Write out all of the entries exactly, please.

*** Begin section ***

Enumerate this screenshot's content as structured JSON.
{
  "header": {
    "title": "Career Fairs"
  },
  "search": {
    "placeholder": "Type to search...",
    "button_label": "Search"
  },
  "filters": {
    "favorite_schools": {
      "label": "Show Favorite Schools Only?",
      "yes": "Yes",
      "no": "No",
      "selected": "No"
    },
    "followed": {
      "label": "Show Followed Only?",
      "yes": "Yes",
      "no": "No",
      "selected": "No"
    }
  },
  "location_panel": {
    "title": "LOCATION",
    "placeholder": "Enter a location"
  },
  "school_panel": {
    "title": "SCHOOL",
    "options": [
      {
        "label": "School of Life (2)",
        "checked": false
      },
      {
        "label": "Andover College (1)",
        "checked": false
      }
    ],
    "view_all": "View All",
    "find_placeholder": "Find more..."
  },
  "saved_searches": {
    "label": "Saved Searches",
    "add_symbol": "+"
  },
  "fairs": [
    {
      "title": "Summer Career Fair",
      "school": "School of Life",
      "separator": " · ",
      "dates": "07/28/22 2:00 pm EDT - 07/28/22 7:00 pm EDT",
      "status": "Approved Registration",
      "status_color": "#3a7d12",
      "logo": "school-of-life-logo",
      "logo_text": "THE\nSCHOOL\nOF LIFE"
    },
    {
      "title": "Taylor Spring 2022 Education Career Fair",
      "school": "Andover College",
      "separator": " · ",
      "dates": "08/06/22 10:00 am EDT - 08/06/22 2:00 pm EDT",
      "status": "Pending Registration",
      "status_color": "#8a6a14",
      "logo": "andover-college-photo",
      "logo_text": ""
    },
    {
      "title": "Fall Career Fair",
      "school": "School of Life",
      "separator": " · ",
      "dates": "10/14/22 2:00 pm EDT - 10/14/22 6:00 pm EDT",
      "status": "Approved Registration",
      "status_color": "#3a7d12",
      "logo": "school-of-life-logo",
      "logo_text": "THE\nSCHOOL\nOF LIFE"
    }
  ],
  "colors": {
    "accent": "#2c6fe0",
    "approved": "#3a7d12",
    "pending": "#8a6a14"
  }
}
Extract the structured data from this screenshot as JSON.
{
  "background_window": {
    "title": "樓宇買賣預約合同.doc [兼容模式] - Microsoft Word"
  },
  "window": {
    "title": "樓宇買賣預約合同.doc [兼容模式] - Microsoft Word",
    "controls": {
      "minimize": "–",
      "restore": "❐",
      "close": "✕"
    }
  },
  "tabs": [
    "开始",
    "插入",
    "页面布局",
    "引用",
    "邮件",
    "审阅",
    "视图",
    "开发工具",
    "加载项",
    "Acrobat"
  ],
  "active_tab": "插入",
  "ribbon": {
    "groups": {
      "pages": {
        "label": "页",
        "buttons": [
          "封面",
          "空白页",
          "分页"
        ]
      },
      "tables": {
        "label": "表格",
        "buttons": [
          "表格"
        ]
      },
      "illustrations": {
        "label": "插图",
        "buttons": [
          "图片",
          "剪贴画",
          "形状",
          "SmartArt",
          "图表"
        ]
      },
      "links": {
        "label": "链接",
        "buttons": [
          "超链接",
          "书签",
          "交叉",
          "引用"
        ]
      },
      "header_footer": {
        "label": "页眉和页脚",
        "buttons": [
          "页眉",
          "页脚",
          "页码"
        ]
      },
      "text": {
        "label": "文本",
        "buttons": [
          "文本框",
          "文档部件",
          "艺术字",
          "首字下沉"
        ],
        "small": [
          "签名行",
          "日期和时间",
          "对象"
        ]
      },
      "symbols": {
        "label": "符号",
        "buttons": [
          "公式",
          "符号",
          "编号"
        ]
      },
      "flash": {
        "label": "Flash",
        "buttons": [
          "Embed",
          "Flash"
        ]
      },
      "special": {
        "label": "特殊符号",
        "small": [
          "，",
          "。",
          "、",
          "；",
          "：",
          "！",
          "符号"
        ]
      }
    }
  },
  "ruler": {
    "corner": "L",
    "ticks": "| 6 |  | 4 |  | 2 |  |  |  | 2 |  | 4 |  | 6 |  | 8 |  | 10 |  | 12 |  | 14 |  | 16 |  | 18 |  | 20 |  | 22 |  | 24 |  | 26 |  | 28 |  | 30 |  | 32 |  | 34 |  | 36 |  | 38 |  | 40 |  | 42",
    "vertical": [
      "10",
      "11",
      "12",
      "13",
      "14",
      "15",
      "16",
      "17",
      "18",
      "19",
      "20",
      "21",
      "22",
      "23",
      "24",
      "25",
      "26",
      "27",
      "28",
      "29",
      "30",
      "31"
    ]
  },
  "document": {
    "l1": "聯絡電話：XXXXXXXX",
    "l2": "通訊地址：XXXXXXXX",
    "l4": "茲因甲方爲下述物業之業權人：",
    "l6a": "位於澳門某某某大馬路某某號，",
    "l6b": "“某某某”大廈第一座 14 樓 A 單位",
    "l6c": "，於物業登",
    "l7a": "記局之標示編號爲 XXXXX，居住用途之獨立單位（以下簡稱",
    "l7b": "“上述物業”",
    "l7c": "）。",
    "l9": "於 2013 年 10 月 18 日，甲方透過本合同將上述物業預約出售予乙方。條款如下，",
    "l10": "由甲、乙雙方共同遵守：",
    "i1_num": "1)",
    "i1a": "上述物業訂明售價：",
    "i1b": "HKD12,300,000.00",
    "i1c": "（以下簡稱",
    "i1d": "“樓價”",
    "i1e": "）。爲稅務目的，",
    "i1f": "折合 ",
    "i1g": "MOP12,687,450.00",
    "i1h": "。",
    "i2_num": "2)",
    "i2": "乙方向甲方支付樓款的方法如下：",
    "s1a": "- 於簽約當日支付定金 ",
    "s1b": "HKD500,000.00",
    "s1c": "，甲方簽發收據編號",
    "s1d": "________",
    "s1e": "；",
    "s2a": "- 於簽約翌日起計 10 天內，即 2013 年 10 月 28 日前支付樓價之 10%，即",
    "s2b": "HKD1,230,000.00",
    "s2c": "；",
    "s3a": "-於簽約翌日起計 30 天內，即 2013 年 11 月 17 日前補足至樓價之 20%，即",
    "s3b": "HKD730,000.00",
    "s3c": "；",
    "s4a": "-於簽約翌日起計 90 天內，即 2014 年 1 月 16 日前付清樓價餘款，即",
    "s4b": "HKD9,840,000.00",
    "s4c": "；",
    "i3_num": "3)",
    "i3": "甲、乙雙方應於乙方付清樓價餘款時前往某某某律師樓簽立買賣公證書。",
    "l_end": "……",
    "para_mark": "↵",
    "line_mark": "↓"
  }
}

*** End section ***

• **COMPLETED TASK**
Enumerate this screenshot's content as structured JSON.
{
  "header": {
    "title": "Career Fairs"
  },
  "search": {
    "placeholder": "Type to search...",
    "button_label": "Search"
  },
  "filters": {
    "favorite_schools": {
      "label": "Show Favorite Schools Only?",
      "yes": "Yes",
      "no": "No",
      "selected": "No"
    },
    "followed": {
      "label": "Show Followed Only?",
      "yes": "Yes",
      "no": "No",
      "selected": "No"
    }
  },
  "location_panel": {
    "title": "LOCATION",
    "placeholder": "Enter a location"
  },
  "school_panel": {
    "title": "SCHOOL",
    "options": [
      {
        "label": "School of Life (2)",
        "checked": false
      },
      {
        "label": "Andover College (1)",
        "checked": false
      }
    ],
    "view_all": "View All",
    "find_placeholder": "Find more..."
  },
  "saved_searches": {
    "label": "Saved Searches",
    "add_symbol": "+"
  },
  "fairs": [
    {
      "title": "Summer Career Fair",
      "school": "School of Life",
      "separator": " · ",
      "dates": "07/28/22 2:00 pm EDT - 07/28/22 7:00 pm EDT",
      "status": "Approved Registration",
      "status_color": "#3a7d12",
      "logo": "school-of-life-logo",
      "logo_text": "THE\nSCHOOL\nOF LIFE"
    },
    {
      "title": "Taylor Spring 2022 Education Career Fair",
      "school": "Andover College",
      "separator": " · ",
      "dates": "08/06/22 10:00 am EDT - 08/06/22 2:00 pm EDT",
      "status": "Pending Registration",
      "status_color": "#8a6a14",
      "logo": "andover-college-photo",
      "logo_text": ""
    },
    {
      "title": "Fall Career Fair",
      "school": "School of Life",
      "separator": " · ",
      "dates": "10/14/22 2:00 pm EDT - 10/14/22 6:00 pm EDT",
      "status": "Approved Registration",
      "status_color": "#3a7d12",
      "logo": "school-of-life-logo",
      "logo_text": "THE\nSCHOOL\nOF LIFE"
    }
  ],
  "colors": {
    "accent": "#2c6fe0",
    "approved": "#3a7d12",
    "pending": "#8a6a14"
  }
}
Extract the structured data from this screenshot as JSON.
{
  "background_window": {
    "title": "樓宇買賣預約合同.doc [兼容模式] - Microsoft Word"
  },
  "window": {
    "title": "樓宇買賣預約合同.doc [兼容模式] - Microsoft Word",
    "controls": {
      "minimize": "–",
      "restore": "❐",
      "close": "✕"
    }
  },
  "tabs": [
    "开始",
    "插入",
    "页面布局",
    "引用",
    "邮件",
    "审阅",
    "视图",
    "开发工具",
    "加载项",
    "Acrobat"
  ],
  "active_tab": "插入",
  "ribbon": {
    "groups": {
      "pages": {
        "label": "页",
        "buttons": [
          "封面",
          "空白页",
          "分页"
        ]
      },
      "tables": {
        "label": "表格",
        "buttons": [
          "表格"
        ]
      },
      "illustrations": {
        "label": "插图",
        "buttons": [
          "图片",
          "剪贴画",
          "形状",
          "SmartArt",
          "图表"
        ]
      },
      "links": {
        "label": "链接",
        "buttons": [
          "超链接",
          "书签",
          "交叉",
          "引用"
        ]
      },
      "header_footer": {
        "label": "页眉和页脚",
        "buttons": [
          "页眉",
          "页脚",
          "页码"
        ]
      },
      "text": {
        "label": "文本",
        "buttons": [
          "文本框",
          "文档部件",
          "艺术字",
          "首字下沉"
        ],
        "small": [
          "签名行",
          "日期和时间",
          "对象"
        ]
      },
      "symbols": {
        "label": "符号",
        "buttons": [
          "公式",
          "符号",
          "编号"
        ]
      },
      "flash": {
        "label": "Flash",
        "buttons": [
          "Embed",
          "Flash"
        ]
      },
      "special": {
        "label": "特殊符号",
        "small": [
          "，",
          "。",
          "、",
          "；",
          "：",
          "！",
          "符号"
        ]
      }
    }
  },
  "ruler": {
    "corner": "L",
    "ticks": "| 6 |  | 4 |  | 2 |  |  |  | 2 |  | 4 |  | 6 |  | 8 |  | 10 |  | 12 |  | 14 |  | 16 |  | 18 |  | 20 |  | 22 |  | 24 |  | 26 |  | 28 |  | 30 |  | 32 |  | 34 |  | 36 |  | 38 |  | 40 |  | 42",
    "vertical": [
      "10",
      "11",
      "12",
      "13",
      "14",
      "15",
      "16",
      "17",
      "18",
      "19",
      "20",
      "21",
      "22",
      "23",
      "24",
      "25",
      "26",
      "27",
      "28",
      "29",
      "30",
      "31"
    ]
  },
  "document": {
    "l1": "聯絡電話：XXXXXXXX",
    "l2": "通訊地址：XXXXXXXX",
    "l4": "茲因甲方爲下述物業之業權人：",
    "l6a": "位於澳門某某某大馬路某某號，",
    "l6b": "“某某某”大廈第一座 14 樓 A 單位",
    "l6c": "，於物業登",
    "l7a": "記局之標示編號爲 XXXXX，居住用途之獨立單位（以下簡稱",
    "l7b": "“上述物業”",
    "l7c": "）。",
    "l9": "於 2013 年 10 月 18 日，甲方透過本合同將上述物業預約出售予乙方。條款如下，",
    "l10": "由甲、乙雙方共同遵守：",
    "i1_num": "1)",
    "i1a": "上述物業訂明售價：",
    "i1b": "HKD12,300,000.00",
    "i1c": "（以下簡稱",
    "i1d": "“樓價”",
    "i1e": "）。爲稅務目的，",
    "i1f": "折合 ",
    "i1g": "MOP12,687,450.00",
    "i1h": "。",
    "i2_num": "2)",
    "i2": "乙方向甲方支付樓款的方法如下：",
    "s1a": "- 於簽約當日支付定金 ",
    "s1b": "HKD500,000.00",
    "s1c": "，甲方簽發收據編號",
    "s1d": "________",
    "s1e": "；",
    "s2a": "- 於簽約翌日起計 10 天內，即 2013 年 10 月 28 日前支付樓價之 10%，即",
    "s2b": "HKD1,230,000.00",
    "s2c": "；",
    "s3a": "-於簽約翌日起計 30 天內，即 2013 年 11 月 17 日前補足至樓價之 20%，即",
    "s3b": "HKD730,000.00",
    "s3c": "；",
    "s4a": "-於簽約翌日起計 90 天內，即 2014 年 1 月 16 日前付清樓價餘款，即",
    "s4b": "HKD9,840,000.00",
    "s4c": "；",
    "i3_num": "3)",
    "i3": "甲、乙雙方應於乙方付清樓價餘款時前往某某某律師樓簽立買賣公證書。",
    "l_end": "……",
    "para_mark": "↵",
    "line_mark": "↓"
  }
}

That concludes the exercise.